It took me two years (yes, I'm that slow . . .) to figure out that I could use this for the hens as well as for growing out chickens - I simply needed to add a nest box (also removable, to keep the pen light). Before that brilliant idea struck, however, I kept the laying hens attached to the coop. I hated to have them stuck on one worn-out piece of ground, and so I devised a way to get them on fresh grass but still be connected to the safety of the coop and their nest boxes:

I cobbled together a long, thin run with doors every four feet along each side (the doors were made of cut-up pieces of a broken kiddie pool. Not the most beautiful things in the world, I know - they have since been replaced!) along which I moved one of my pasture pens (this chicken tractor has no roosts and no covering other than wire, since the girls were sleeping in the coop at night). This way, I could move then hens to a new door every day, leaving the previous days' grass time to grow back. There were 14 "stations", so the ground had two weeks to renew before the hens were allowed on it again. This worked quite well (of course I needed to make sure I locked the hens up at night!) but toward the end of August even two weeks wasn't long enough for the ground to recover, and the pasture quality wasn't nearly as good.

This is when I figured out the new set-up, and I added roosts and removable nest boxes to the chicken tractor and took it out on the yard.

That fall, I had too many chickens for the smaller tractor, so I built a new pen, based on the same design, but 8x8 rather than 4x8. It worked, but it was almost too heavy for me to move every day (last year I put drop-down wheels on it, which helped some).
My brother (The Enabler) also kindly built me a 10x10 tractor out of PVC for the broilers I raised that year (you can see it in the background of the picture above). It was basically the same, but being made of PVC made it much lighter, so it wasn't difficult to move.

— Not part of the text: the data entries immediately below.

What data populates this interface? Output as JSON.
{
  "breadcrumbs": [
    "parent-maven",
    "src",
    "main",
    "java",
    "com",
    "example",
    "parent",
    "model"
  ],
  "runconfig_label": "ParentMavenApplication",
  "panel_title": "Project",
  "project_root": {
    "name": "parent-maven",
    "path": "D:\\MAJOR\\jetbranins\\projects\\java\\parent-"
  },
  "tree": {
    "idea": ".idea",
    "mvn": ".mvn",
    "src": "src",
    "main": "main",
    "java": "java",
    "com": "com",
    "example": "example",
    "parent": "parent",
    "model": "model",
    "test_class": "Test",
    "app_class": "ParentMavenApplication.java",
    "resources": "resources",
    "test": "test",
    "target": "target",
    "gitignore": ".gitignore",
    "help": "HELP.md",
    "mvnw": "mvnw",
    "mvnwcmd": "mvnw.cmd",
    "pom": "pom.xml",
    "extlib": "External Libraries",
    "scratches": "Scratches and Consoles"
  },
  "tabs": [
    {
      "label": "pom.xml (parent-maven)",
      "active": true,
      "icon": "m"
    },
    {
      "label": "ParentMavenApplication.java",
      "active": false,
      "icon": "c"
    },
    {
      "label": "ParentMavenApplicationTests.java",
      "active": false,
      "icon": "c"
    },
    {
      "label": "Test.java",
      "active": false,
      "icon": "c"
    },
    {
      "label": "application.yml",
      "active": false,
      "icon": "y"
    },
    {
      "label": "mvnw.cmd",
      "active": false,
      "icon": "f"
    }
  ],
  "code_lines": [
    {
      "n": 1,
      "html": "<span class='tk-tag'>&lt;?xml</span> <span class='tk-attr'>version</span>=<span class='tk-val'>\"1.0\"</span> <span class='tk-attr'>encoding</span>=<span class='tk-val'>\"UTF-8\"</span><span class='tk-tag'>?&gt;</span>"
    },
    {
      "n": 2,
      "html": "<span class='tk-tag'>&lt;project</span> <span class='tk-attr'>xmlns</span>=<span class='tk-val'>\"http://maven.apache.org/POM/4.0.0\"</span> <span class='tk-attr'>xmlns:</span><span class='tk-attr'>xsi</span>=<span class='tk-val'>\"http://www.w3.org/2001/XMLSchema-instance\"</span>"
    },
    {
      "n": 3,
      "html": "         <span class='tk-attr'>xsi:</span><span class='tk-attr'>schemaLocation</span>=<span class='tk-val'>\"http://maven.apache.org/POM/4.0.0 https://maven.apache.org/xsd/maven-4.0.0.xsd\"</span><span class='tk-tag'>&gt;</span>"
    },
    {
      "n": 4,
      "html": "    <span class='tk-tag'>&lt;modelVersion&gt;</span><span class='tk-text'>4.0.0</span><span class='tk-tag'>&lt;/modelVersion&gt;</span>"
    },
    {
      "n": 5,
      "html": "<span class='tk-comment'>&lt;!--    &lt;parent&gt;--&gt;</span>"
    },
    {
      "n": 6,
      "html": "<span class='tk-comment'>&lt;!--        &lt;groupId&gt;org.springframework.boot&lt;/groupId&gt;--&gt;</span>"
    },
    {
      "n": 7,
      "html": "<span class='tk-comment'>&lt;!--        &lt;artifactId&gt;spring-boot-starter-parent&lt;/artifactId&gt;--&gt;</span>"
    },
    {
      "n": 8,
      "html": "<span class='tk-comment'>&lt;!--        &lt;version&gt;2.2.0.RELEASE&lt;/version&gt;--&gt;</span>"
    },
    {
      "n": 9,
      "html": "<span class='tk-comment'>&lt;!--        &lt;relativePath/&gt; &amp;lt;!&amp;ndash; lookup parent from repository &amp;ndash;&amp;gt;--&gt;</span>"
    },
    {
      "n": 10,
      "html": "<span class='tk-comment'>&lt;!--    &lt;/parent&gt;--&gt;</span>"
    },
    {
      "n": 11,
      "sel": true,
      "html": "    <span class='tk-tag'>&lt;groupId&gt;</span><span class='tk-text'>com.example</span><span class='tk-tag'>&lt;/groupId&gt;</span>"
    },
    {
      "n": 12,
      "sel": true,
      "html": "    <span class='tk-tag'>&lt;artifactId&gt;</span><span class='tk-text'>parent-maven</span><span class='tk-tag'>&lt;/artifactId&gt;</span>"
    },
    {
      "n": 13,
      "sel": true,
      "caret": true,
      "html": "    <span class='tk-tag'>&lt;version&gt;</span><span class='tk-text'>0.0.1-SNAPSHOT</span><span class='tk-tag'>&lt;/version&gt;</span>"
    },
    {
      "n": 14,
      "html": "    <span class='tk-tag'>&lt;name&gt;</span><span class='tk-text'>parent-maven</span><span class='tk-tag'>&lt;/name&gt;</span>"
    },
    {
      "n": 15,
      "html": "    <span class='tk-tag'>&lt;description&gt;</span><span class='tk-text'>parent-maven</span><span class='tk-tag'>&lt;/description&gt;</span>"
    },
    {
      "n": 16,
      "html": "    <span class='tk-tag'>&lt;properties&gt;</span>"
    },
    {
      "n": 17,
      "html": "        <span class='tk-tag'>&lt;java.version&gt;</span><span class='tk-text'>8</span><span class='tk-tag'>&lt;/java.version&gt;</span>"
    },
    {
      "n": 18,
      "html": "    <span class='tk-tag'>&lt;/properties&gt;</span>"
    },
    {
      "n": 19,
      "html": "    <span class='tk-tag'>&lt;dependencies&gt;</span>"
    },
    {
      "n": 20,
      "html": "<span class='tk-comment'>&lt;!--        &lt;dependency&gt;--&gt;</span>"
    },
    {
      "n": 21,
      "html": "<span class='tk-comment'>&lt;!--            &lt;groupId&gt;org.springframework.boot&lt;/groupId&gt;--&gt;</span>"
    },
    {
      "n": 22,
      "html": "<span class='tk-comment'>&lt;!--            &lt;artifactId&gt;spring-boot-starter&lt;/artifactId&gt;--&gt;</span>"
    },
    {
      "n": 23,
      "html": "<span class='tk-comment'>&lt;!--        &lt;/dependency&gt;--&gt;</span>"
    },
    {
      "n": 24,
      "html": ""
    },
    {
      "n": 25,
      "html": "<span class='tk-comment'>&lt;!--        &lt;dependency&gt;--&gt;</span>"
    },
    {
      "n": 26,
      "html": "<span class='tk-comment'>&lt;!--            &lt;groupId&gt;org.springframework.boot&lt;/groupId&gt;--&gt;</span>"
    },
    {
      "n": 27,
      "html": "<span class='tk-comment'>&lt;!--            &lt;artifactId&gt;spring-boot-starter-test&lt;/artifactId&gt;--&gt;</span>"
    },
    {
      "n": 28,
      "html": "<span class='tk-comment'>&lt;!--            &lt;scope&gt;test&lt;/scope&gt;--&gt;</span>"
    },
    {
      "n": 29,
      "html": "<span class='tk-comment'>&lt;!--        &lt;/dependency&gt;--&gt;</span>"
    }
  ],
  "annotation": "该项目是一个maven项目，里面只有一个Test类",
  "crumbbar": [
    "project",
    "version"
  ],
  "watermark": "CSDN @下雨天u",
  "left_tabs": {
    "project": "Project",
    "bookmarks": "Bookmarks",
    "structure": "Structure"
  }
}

I couldn't put roosts in it, though, so I ended up fishing 8-foot furring strips through the wire and supporting them with cinder blocks, all of which I had to move every day.

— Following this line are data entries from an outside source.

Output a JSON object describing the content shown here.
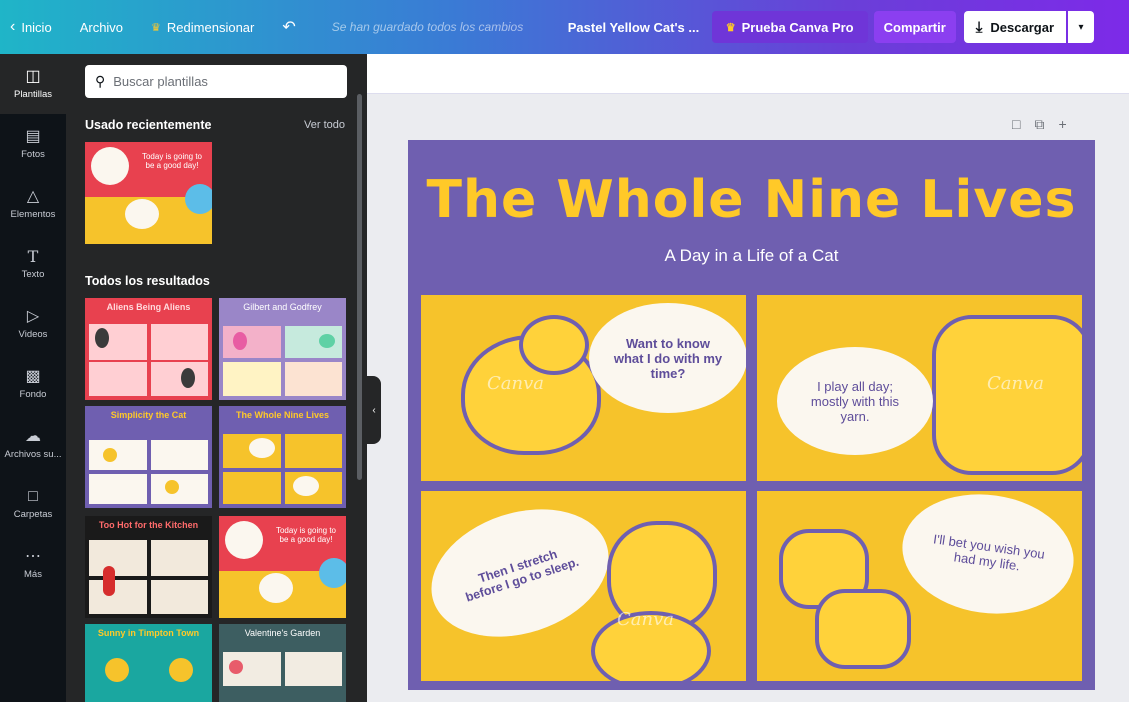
{
  "topbar": {
    "home": "Inicio",
    "file": "Archivo",
    "resize": "Redimensionar",
    "saved": "Se han guardado todos los cambios",
    "doc_title": "Pastel Yellow Cat's ...",
    "pro": "Prueba Canva Pro",
    "share": "Compartir",
    "download": "Descargar"
  },
  "iconbar": [
    {
      "label": "Plantillas",
      "icon": "template-icon"
    },
    {
      "label": "Fotos",
      "icon": "photo-icon"
    },
    {
      "label": "Elementos",
      "icon": "elements-icon"
    },
    {
      "label": "Texto",
      "icon": "text-icon"
    },
    {
      "label": "Videos",
      "icon": "video-icon"
    },
    {
      "label": "Fondo",
      "icon": "background-icon"
    },
    {
      "label": "Archivos su...",
      "icon": "upload-icon"
    },
    {
      "label": "Carpetas",
      "icon": "folder-icon"
    },
    {
      "label": "Más",
      "icon": "more-icon"
    }
  ],
  "panel": {
    "search_placeholder": "Buscar plantillas",
    "recent_heading": "Usado recientemente",
    "see_all": "Ver todo",
    "all_heading": "Todos los resultados",
    "templates": [
      {
        "title": "Aliens Being Aliens",
        "bg": "#e8414f"
      },
      {
        "title": "Gilbert and Godfrey",
        "bg": "#9a86c8"
      },
      {
        "title": "Simplicity the Cat",
        "bg": "#6f5fb0"
      },
      {
        "title": "The Whole Nine Lives",
        "bg": "#6f5fb0"
      },
      {
        "title": "Too Hot for the Kitchen",
        "bg": "#1a1a1a"
      },
      {
        "title": "",
        "bg": "#f2e9dc"
      },
      {
        "title": "Sunny in Timpton Town",
        "bg": "#1aa7a0"
      },
      {
        "title": "Valentine's Garden",
        "bg": "#3d5e61"
      }
    ],
    "recent_text": "Today is going to be a good day!"
  },
  "design": {
    "title": "The Whole Nine Lives",
    "subtitle": "A Day in a Life of a Cat",
    "bubbles": [
      "Want to know what I do with my time?",
      "I play all day; mostly with this yarn.",
      "Then I stretch before I go to sleep.",
      "I'll bet you wish you had my life."
    ],
    "watermark": "Canva"
  }
}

Another innovation I tried was adding a strip of wood across the top of the 4x8 coop, and hanging the water fountain from it by a hook. This kept the chickens' drinking water much cleaner. It's also been helpful to lift the tarp in the middle (as you can see in the PVC pen in the back) because water can pool on the tarp and weight it down significantly. Tarps also need to be replaced every year, which led me to try covering the pens with 2 foot by 4 foot pieces of plywood instead of tarps this past year. This made the pens more heavy, but not unmanagable; if they weren't screwed on tightly, they could also be removed for each daily move - you have to decide for yourself if you can handle a little more weight, or would rather take a little more time to move the wood panels.

So, that's what I've done so far. Each tractor has its own merits; my favorite is still the 4x8 pens. They're light enough to move easily, and easy to make. The roosts are attached, so that saves me the trouble of disassembling them when I need to move them. Their main drawback is that you can't comfortably have more than a dozen hens in it (although they're great for growing chicks). I love how the 8x8 pens can fit more hens, but they're just too hard on my back to move daily, even with the wheels. I might experiment more with the PVC pens, but they have to be anchored down so they don't blow away with the strong winds we get up here on our hill - which makes moving some sort of anchor a daily chore. I may try anchoring the tarp down with tent stakes, which would mean that even if the tarp blew away, the tractor itself would still be in place, but again that would be a pain to move everyday. . .  I'll keep you posted with what I decide!

This post is part of Farmgirl Friday!